Talk of an exodus of Indian children from UAE schools during the holiday has proved unfounded, according to the Indian Consulate General.
Fears of Indian exodus from schools disproved by survey
Dubai // Talk of an exodus of Indian children from UAE schools during the holiday has proved unfounded, according to a survey by the Indian Consulate General. In fact, it seems that fewer pupils than last year have gone back despite fears that a large number of Indian families had decided to send their children home because of the economic downturn.
The survey found that 5,038 certificates for transfer of pupils back to India were issued by Indian schools in the UAE during the 2008-09 academic year, compared with 5,107 in 2007-08. The findings were part of a report presented by Venu Rajamony, the Consul General of India, during a visit to his native country last week. The report, entitled The Impact of Financial Crises on Indian Migrant Workers in the UAE, was presented at the Centre for Development Studies in Kerala and released to media in the UAE last night. Mr Rajamony was unavailable for comment.
"There is no sign of sudden exodus but there are slow flows back," the report said. "The outflows will continue but at a reduced pace. The government of India is closely monitoring the situation." The report, which was based on statistics gathered from individual schools, said the number of transfer certificates issued increased at some institutions and fell at others. It concluded that rising school fees were a more important factor than the downturn in whether children were being sent back to India.
This month, fears were expressed in the Indian parliament regarding the number of Indians losing jobs in the UAE. Vayalar Ravi, the minister of overseas Indian affairs, told the parliament that 50,000 to 150,000 Indians were estimated to have returned from the UAE. There was concern that many families would be forced to move back to India and uproot their children from schools in the UAE. The report said anecdotal accounts suggested that many Indians were returning home and many had been sent on leave.
According to the report, there are 1.5 million Indians living in the UAE, of whom 1.2m are in Dubai. There was a steep drop in the number of approvals by the consulate general for group recruitment for major projects during January and February and this had remained flat in recent months. However, the report said the UAE continued to be the single most important destination for Indians, followed by Saudi Arabia, Oman, Qatar, Kuwait, Malaysia and Bahrain.

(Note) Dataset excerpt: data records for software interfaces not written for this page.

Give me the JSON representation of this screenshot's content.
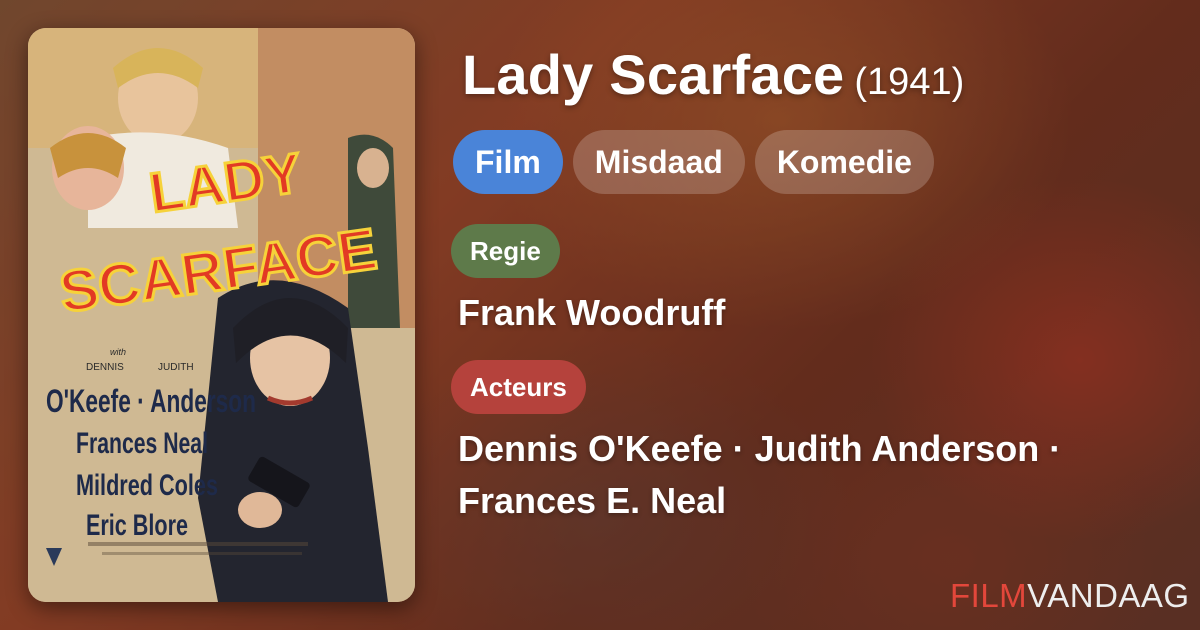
{
  "colors": {
    "genre_active": "#4a84d8",
    "label_regie": "#5e7a4a",
    "label_acteurs": "#b5423c",
    "brand_red": "#e3473b"
  },
  "poster": {
    "title_line1": "LADY",
    "title_line2": "SCARFACE",
    "with_text": "with",
    "credit_first_names": [
      "DENNIS",
      "JUDITH"
    ],
    "credit_line": "O'Keefe · Anderson",
    "cast_lines": [
      "Frances Neal",
      "Mildred Coles",
      "Eric Blore"
    ]
  },
  "movie": {
    "title": "Lady Scarface",
    "year": "(1941)"
  },
  "genres": [
    "Film",
    "Misdaad",
    "Komedie"
  ],
  "director_label": "Regie",
  "director": "Frank Woodruff",
  "actors_label": "Acteurs",
  "actors_line1": "Dennis O'Keefe · Judith Anderson ·",
  "actors_line2": "Frances E. Neal",
  "brand": {
    "part1": "FILM",
    "part2": "VANDAAG"
  }
}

None of the report's authors was available for comment last night. The National reported this month that, despite the impact of the downturn on the construction industry, Indian workers are still travelling to the Gulf in droves. Officials at the overseas ministry said that although fewer were coming to work for building companies, other sectors in the economy were attracting enough people to make up the difference.